● **RECORDS TO PROCESS**
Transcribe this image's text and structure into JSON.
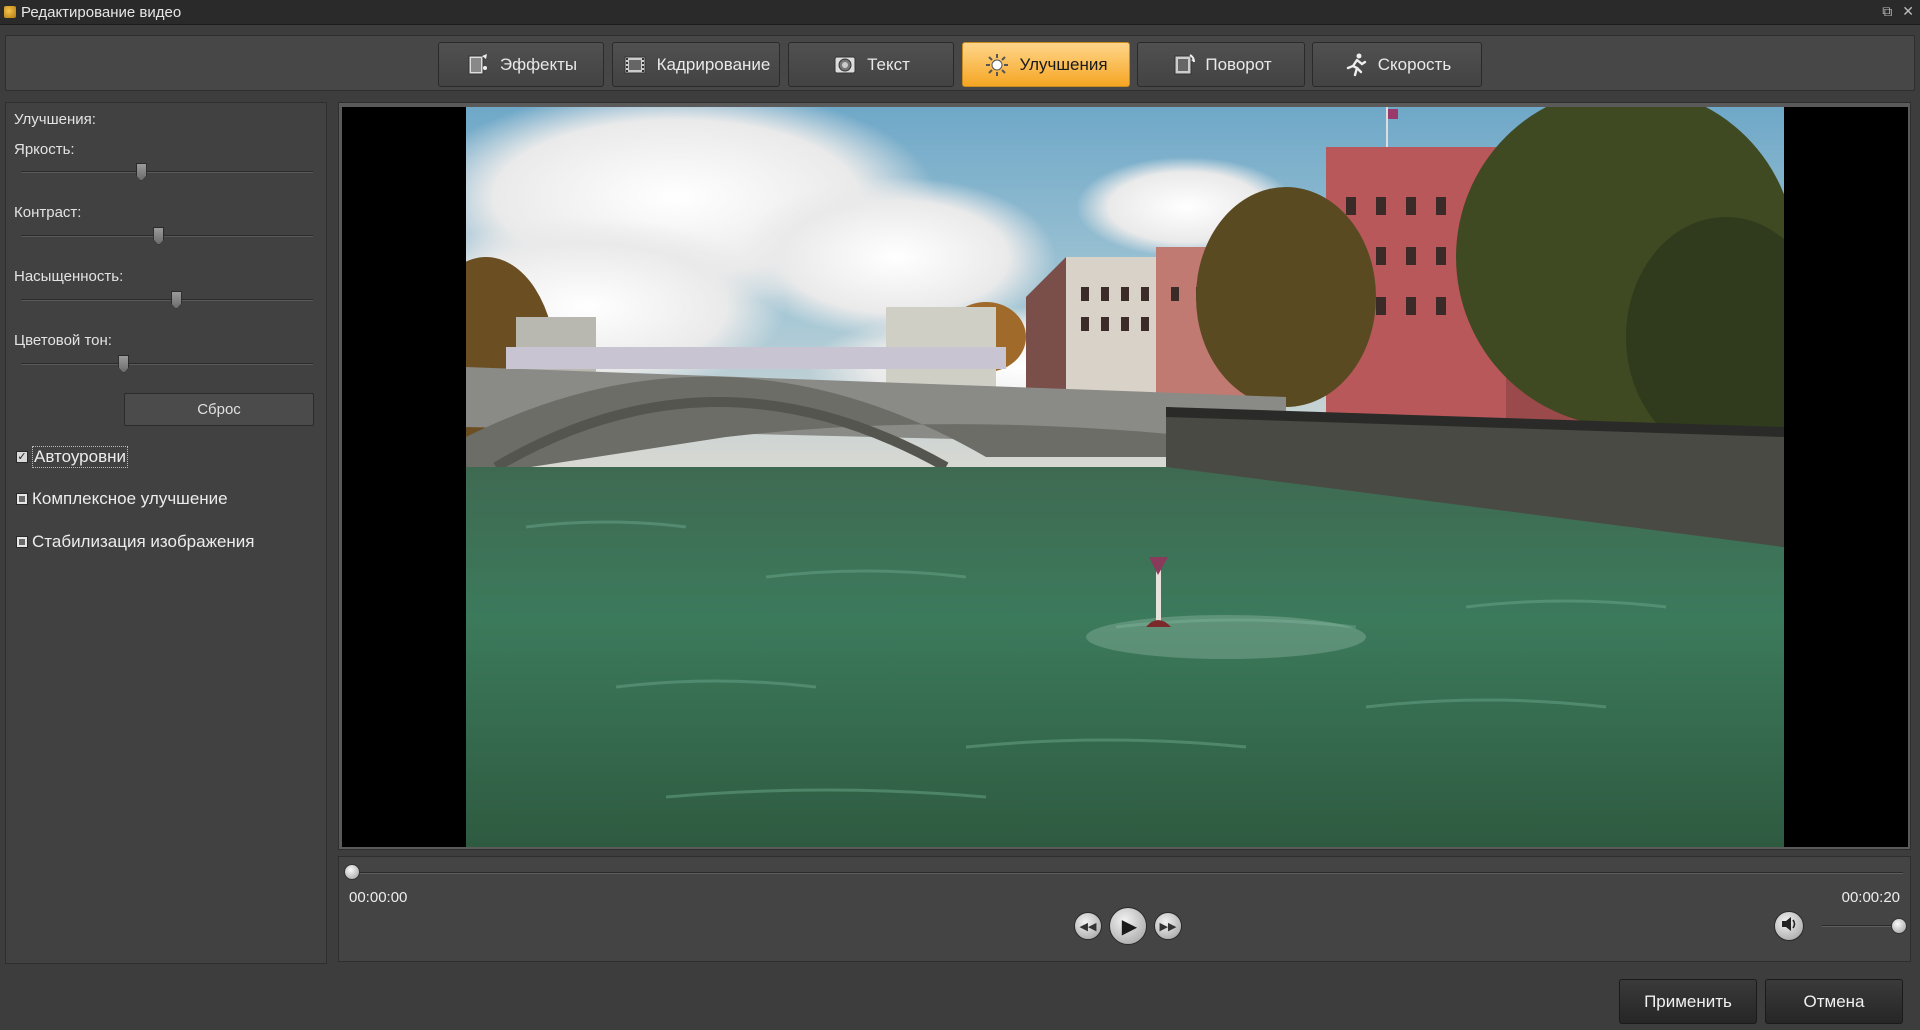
{
  "window": {
    "title": "Редактирование видео"
  },
  "tabs": [
    {
      "label": "Эффекты",
      "icon": "effects-icon",
      "active": false
    },
    {
      "label": "Кадрирование",
      "icon": "crop-film-icon",
      "active": false
    },
    {
      "label": "Текст",
      "icon": "text-camera-icon",
      "active": false
    },
    {
      "label": "Улучшения",
      "icon": "sun-brightness-icon",
      "active": true
    },
    {
      "label": "Поворот",
      "icon": "rotate-film-icon",
      "active": false
    },
    {
      "label": "Скорость",
      "icon": "running-man-icon",
      "active": false
    }
  ],
  "enhancements": {
    "heading": "Улучшения:",
    "sliders": [
      {
        "label": "Яркость:",
        "value": 0.41
      },
      {
        "label": "Контраст:",
        "value": 0.47
      },
      {
        "label": "Насыщенность:",
        "value": 0.53
      },
      {
        "label": "Цветовой тон:",
        "value": 0.35
      }
    ],
    "reset_label": "Сброс",
    "checkboxes": [
      {
        "label": "Автоуровни",
        "checked": true
      },
      {
        "label": "Комплексное улучшение",
        "checked": false
      },
      {
        "label": "Стабилизация изображения",
        "checked": false
      }
    ]
  },
  "player": {
    "current_time": "00:00:00",
    "total_time": "00:00:20",
    "progress": 0,
    "volume": 1.0,
    "colors": {
      "accent": "#f5a623",
      "background": "#3d3d3d"
    }
  },
  "actions": {
    "apply_label": "Применить",
    "cancel_label": "Отмена"
  }
}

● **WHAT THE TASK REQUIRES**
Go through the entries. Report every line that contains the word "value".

● **RESPONSE**
        "value": 0.41
        "value": 0.47
        "value": 0.53
        "value": 0.35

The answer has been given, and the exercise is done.